C:\your-path\your-extension-folder>vsce login jamespgilbert
Publisher ‘jamespgilbert’ is already known
Do you want to overwrite its PAT? [y/N] y
Personal Access Token for publisher ‘jamespgilbert’: <paste-your-token>

Authentication successful. Found publisher ‘James P Gilbert’.

Now, to publish the extension to the Extension Marketplace, run

C:\your-path\your-extension-folder>vsce publish -p <your-personal-access-token>

Note: you can’t publish a version that is the same or earlier than a previously published one.

If you want to replace the current version of your extension without upping the version, you’ve got to unpublish it:

C:\your-path\your-extension-folder>vsce unpublish jamespgilbert.comment-labels
This will FOREVER delete ‘jamespgilbert.comment-labels’! Are you sure? [y/N] y
Successfully deleted jamespgilbert.comment-labels!

Then you can go ahead and publish the same version as the now-deleted extension.

Behold the published extension

Once published, the extension should show up very soon if not immediately afterwards in the extensions tab in VS Code:

vscode-extensions-tab-with-my-extension

You can see it here too: https://marketplace.visualstudio.com/items?itemName=jamespgilbert.comment-labels

I created animated demo gif using Snagit 13, which allows you to record your computer use and edit out the awkward pauses.

How to pull an Instagram feed into Sharepoint

Naturally, the cross-domain ajax call is going to be a problem, and SharePoint’s library adds a lot of unnecessary complexity to what would ideally be a simple call.

The key is to use JSONP and jQuery; you provide a callback function to the Instagram endpoint, and then specify the datatype “jsonp” in the ajax call, and jQuery will handle the invocation of the callback when the data is ready.

On the Instagram side, you don’t even need to step outside the client’s sandbox mode.

In Instagram, you’ll need to go to the Developer section and register a new client.

instagram-register-new-client-id

You’ll need to uncheck the Disable implicit OAuth:

instagram-register-disable-implicit-oauth

The new client will appear under the Manage Clients section. Copy the Client ID from the listing.

Then, under the security tab, provide a redirect address.

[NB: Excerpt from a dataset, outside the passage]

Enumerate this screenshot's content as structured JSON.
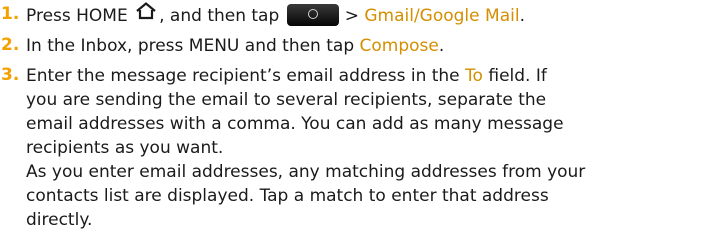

This can be anything because we will not be leaving sandbox mode to achieve the connection, it will simply be any valid address Instagram redirects to and at the same time provides a token value at the end of that URL.

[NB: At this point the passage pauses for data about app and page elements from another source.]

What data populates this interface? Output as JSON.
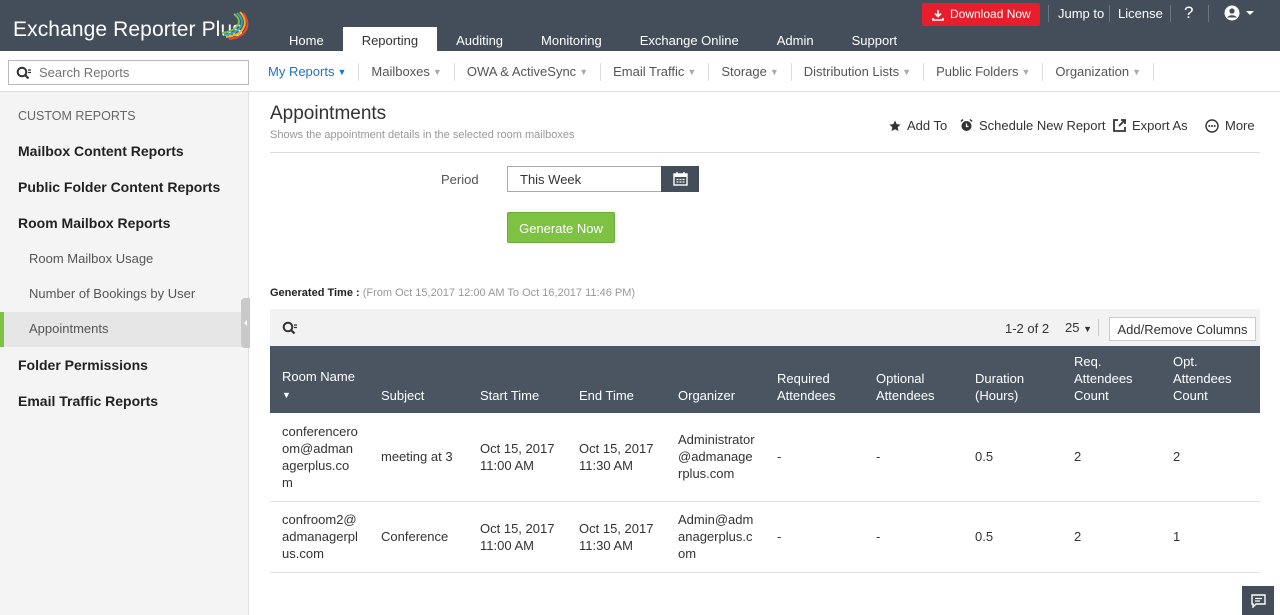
{
  "app": {
    "title": "Exchange Reporter Plus"
  },
  "topbar": {
    "tabs": [
      "Home",
      "Reporting",
      "Auditing",
      "Monitoring",
      "Exchange Online",
      "Admin",
      "Support"
    ],
    "download_label": "Download Now",
    "jump_to": "Jump to",
    "license": "License",
    "help": "?"
  },
  "search": {
    "placeholder": "Search Reports"
  },
  "subnav": [
    "My Reports",
    "Mailboxes",
    "OWA & ActiveSync",
    "Email Traffic",
    "Storage",
    "Distribution Lists",
    "Public Folders",
    "Organization"
  ],
  "sidebar": {
    "heading": "CUSTOM REPORTS",
    "items": [
      "Mailbox Content Reports",
      "Public Folder Content Reports",
      "Room Mailbox Reports",
      "Room Mailbox Usage",
      "Number of Bookings by User",
      "Appointments",
      "Folder Permissions",
      "Email Traffic Reports"
    ]
  },
  "report": {
    "title": "Appointments",
    "subtitle": "Shows the appointment details in the selected room mailboxes",
    "actions": {
      "add_to": "Add To",
      "schedule": "Schedule New Report",
      "export": "Export As",
      "more": "More"
    },
    "period_label": "Period",
    "period_value": "This Week",
    "generate": "Generate Now",
    "generated_label": "Generated Time :",
    "generated_value": "(From Oct 15,2017 12:00 AM To Oct 16,2017 11:46 PM)",
    "pager": "1-2 of 2",
    "page_size": "25",
    "add_remove": "Add/Remove Columns"
  },
  "table": {
    "columns": [
      "Room Name",
      "Subject",
      "Start Time",
      "End Time",
      "Organizer",
      "Required Attendees",
      "Optional Attendees",
      "Duration (Hours)",
      "Req. Attendees Count",
      "Opt. Attendees Count"
    ],
    "rows": [
      [
        "conferenceroom@admanagerplus.com",
        "meeting at 3",
        "Oct 15, 2017 11:00 AM",
        "Oct 15, 2017 11:30 AM",
        "Administrator@admanagerplus.com",
        "-",
        "-",
        "0.5",
        "2",
        "2"
      ],
      [
        "confroom2@admanagerplus.com",
        "Conference",
        "Oct 15, 2017 11:00 AM",
        "Oct 15, 2017 11:30 AM",
        "Admin@admanagerplus.com",
        "-",
        "-",
        "0.5",
        "2",
        "1"
      ]
    ]
  },
  "colors": {
    "topbar": "#434e5a",
    "accent_green": "#7dc243",
    "download_red": "#e81e2d",
    "link_blue": "#1e73c5"
  }
}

I’m just going to use brave.com because I like the browser and I don’t like Google:

instagram-redirect-urls

Now you need to hit the Instagram authentication URL, which is:

https://www.instagram.com/oauth/authorize/?client_id=[CLIENTID]&redirect_uri=[REDIRECTURL]&response_type=token&scope=public_content

Replace the Client ID with the value you copied off the client listing, and replace the redirect URL with exactly what you entered above (so if there is a ‘/’ at the end of the URL you provided, you will need to enter that).

After you modify the URL, and enter it into the browser and go, you will be prompted to confirm access for your client, when you do so, you will be taken to the redirect site you specified and the access token will appear at the end of the URL, like so:

https://brave.com#access_token=123456789.ab22100.34a13013341345283a641139940c38f8

Copy the value which appears after “access_token=” and use it in your api calls:

$.ajax({
  url:"https://api.instagram.com/v1/users/self/media/recent/",
  data:{access_token:"123456789.ab22100.34a13013341345283a641139940c38f8"},
  type:"GET",
  dataType:"jsonp",
  jsonpCallback: "handleInstagramResults"
  });

…this call will return JSON of the most recent posts, and jQuery will invoke handleInstagramResults to process it.

Notice I’m using the /self/ endpoint above; this doesn’t require that the app be migrated out of the Sandbox Mode or a user ID.